[Collection entries]
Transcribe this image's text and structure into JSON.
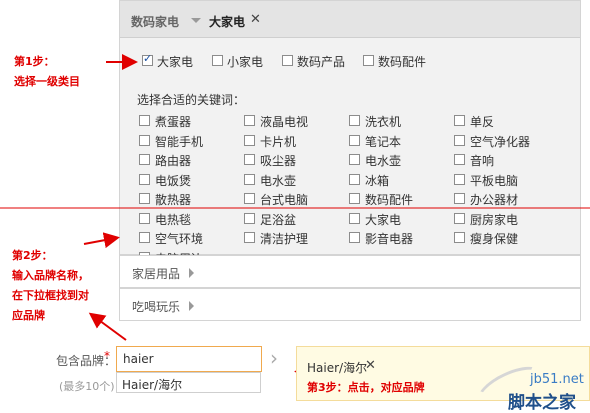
{
  "panel": {
    "header": {
      "category": "数码家电",
      "selected": "大家电",
      "close_glyph": "✕"
    },
    "level1": [
      {
        "label": "大家电",
        "checked": true
      },
      {
        "label": "小家电",
        "checked": false
      },
      {
        "label": "数码产品",
        "checked": false
      },
      {
        "label": "数码配件",
        "checked": false
      }
    ],
    "keywords_title": "选择合适的关键词：",
    "keywords": [
      [
        "煮蛋器",
        "液晶电视",
        "洗衣机",
        "单反"
      ],
      [
        "智能手机",
        "卡片机",
        "笔记本",
        "空气净化器"
      ],
      [
        "路由器",
        "吸尘器",
        "电水壶",
        "音响"
      ],
      [
        "电饭煲",
        "电水壶",
        "冰箱",
        "平板电脑"
      ],
      [
        "散热器",
        "台式电脑",
        "数码配件",
        "办公器材"
      ],
      [
        "电热毯",
        "足浴盆",
        "大家电",
        "厨房家电"
      ],
      [
        "空气环境",
        "清洁护理",
        "影音电器",
        "瘦身保健"
      ],
      [
        "电脑周边"
      ]
    ]
  },
  "accordion": [
    {
      "label": "家居用品"
    },
    {
      "label": "吃喝玩乐"
    }
  ],
  "brand": {
    "label": "包含品牌：",
    "required_mark": "*",
    "hint": "(最多10个)",
    "input_value": "haier",
    "suggestion": "Haier/海尔",
    "chevron": "›",
    "selected_tag": "Haier/海尔",
    "selected_close": "✕"
  },
  "annotations": {
    "step1_line1": "第1步：",
    "step1_line2": "选择一级类目",
    "step2_line1": "第2步：",
    "step2_line2": "输入品牌名称，",
    "step2_line3": "在下拉框找到对",
    "step2_line4": "应品牌",
    "step3": "第3步：点击，对应品牌",
    "color": "#e00000"
  },
  "watermark": {
    "site": "jb51.net",
    "name": "脚本之家"
  }
}
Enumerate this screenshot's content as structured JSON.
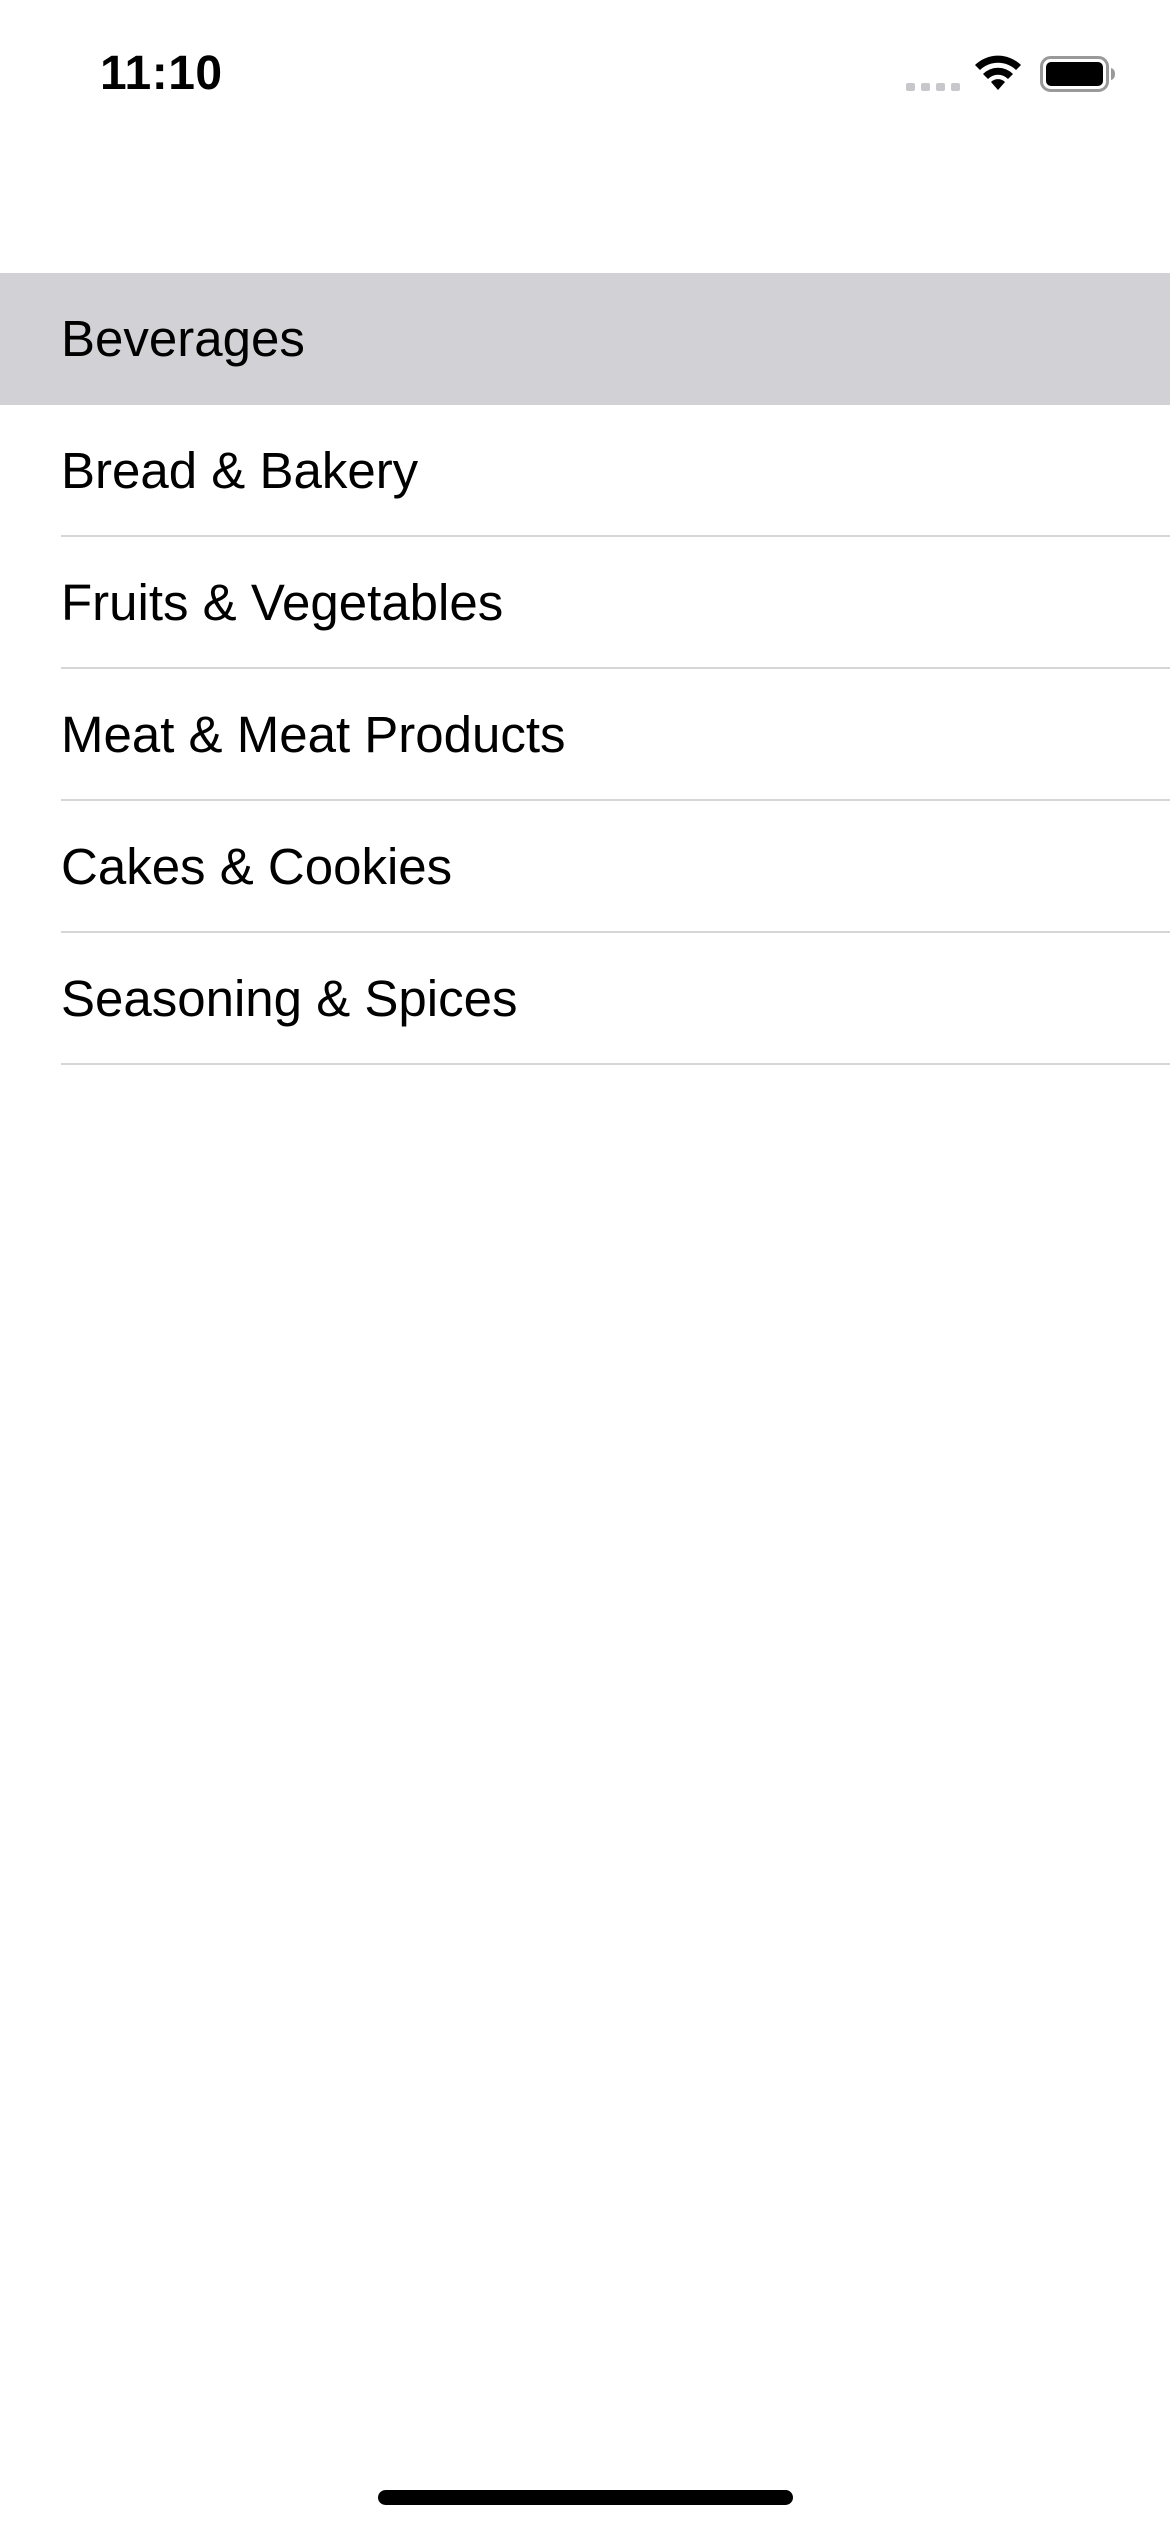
{
  "status_bar": {
    "time": "11:10",
    "icons": [
      "cellular-signal-icon",
      "wifi-icon",
      "battery-icon"
    ]
  },
  "category_list": {
    "selected_index": 0,
    "items": [
      {
        "label": "Beverages"
      },
      {
        "label": "Bread & Bakery"
      },
      {
        "label": "Fruits & Vegetables"
      },
      {
        "label": "Meat & Meat Products"
      },
      {
        "label": "Cakes & Cookies"
      },
      {
        "label": "Seasoning & Spices"
      }
    ]
  },
  "colors": {
    "selected_row": "#d1d1d6",
    "separator": "#d6d6d9",
    "text": "#000000",
    "background": "#ffffff"
  }
}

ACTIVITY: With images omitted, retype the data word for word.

WRITTEN SOLUTION:
Transcribe this image's text and structure into JSON.
{
  "panel": {
    "header": {
      "category": "数码家电",
      "selected": "大家电",
      "close_glyph": "✕"
    },
    "level1": [
      {
        "label": "大家电",
        "checked": true
      },
      {
        "label": "小家电",
        "checked": false
      },
      {
        "label": "数码产品",
        "checked": false
      },
      {
        "label": "数码配件",
        "checked": false
      }
    ],
    "keywords_title": "选择合适的关键词：",
    "keywords": [
      [
        "煮蛋器",
        "液晶电视",
        "洗衣机",
        "单反"
      ],
      [
        "智能手机",
        "卡片机",
        "笔记本",
        "空气净化器"
      ],
      [
        "路由器",
        "吸尘器",
        "电水壶",
        "音响"
      ],
      [
        "电饭煲",
        "电水壶",
        "冰箱",
        "平板电脑"
      ],
      [
        "散热器",
        "台式电脑",
        "数码配件",
        "办公器材"
      ],
      [
        "电热毯",
        "足浴盆",
        "大家电",
        "厨房家电"
      ],
      [
        "空气环境",
        "清洁护理",
        "影音电器",
        "瘦身保健"
      ],
      [
        "电脑周边"
      ]
    ]
  },
  "accordion": [
    {
      "label": "家居用品"
    },
    {
      "label": "吃喝玩乐"
    }
  ],
  "brand": {
    "label": "包含品牌：",
    "required_mark": "*",
    "hint": "(最多10个)",
    "input_value": "haier",
    "suggestion": "Haier/海尔",
    "chevron": "›",
    "selected_tag": "Haier/海尔",
    "selected_close": "✕"
  },
  "annotations": {
    "step1_line1": "第1步：",
    "step1_line2": "选择一级类目",
    "step2_line1": "第2步：",
    "step2_line2": "输入品牌名称，",
    "step2_line3": "在下拉框找到对",
    "step2_line4": "应品牌",
    "step3": "第3步：点击，对应品牌",
    "color": "#e00000"
  },
  "watermark": {
    "site": "jb51.net",
    "name": "脚本之家"
  }
}
Enumerate this screenshot's content as structured JSON.
{
  "status_bar": {
    "time": "11:10",
    "icons": [
      "cellular-signal-icon",
      "wifi-icon",
      "battery-icon"
    ]
  },
  "category_list": {
    "selected_index": 0,
    "items": [
      {
        "label": "Beverages"
      },
      {
        "label": "Bread & Bakery"
      },
      {
        "label": "Fruits & Vegetables"
      },
      {
        "label": "Meat & Meat Products"
      },
      {
        "label": "Cakes & Cookies"
      },
      {
        "label": "Seasoning & Spices"
      }
    ]
  },
  "colors": {
    "selected_row": "#d1d1d6",
    "separator": "#d6d6d9",
    "text": "#000000",
    "background": "#ffffff"
  }
}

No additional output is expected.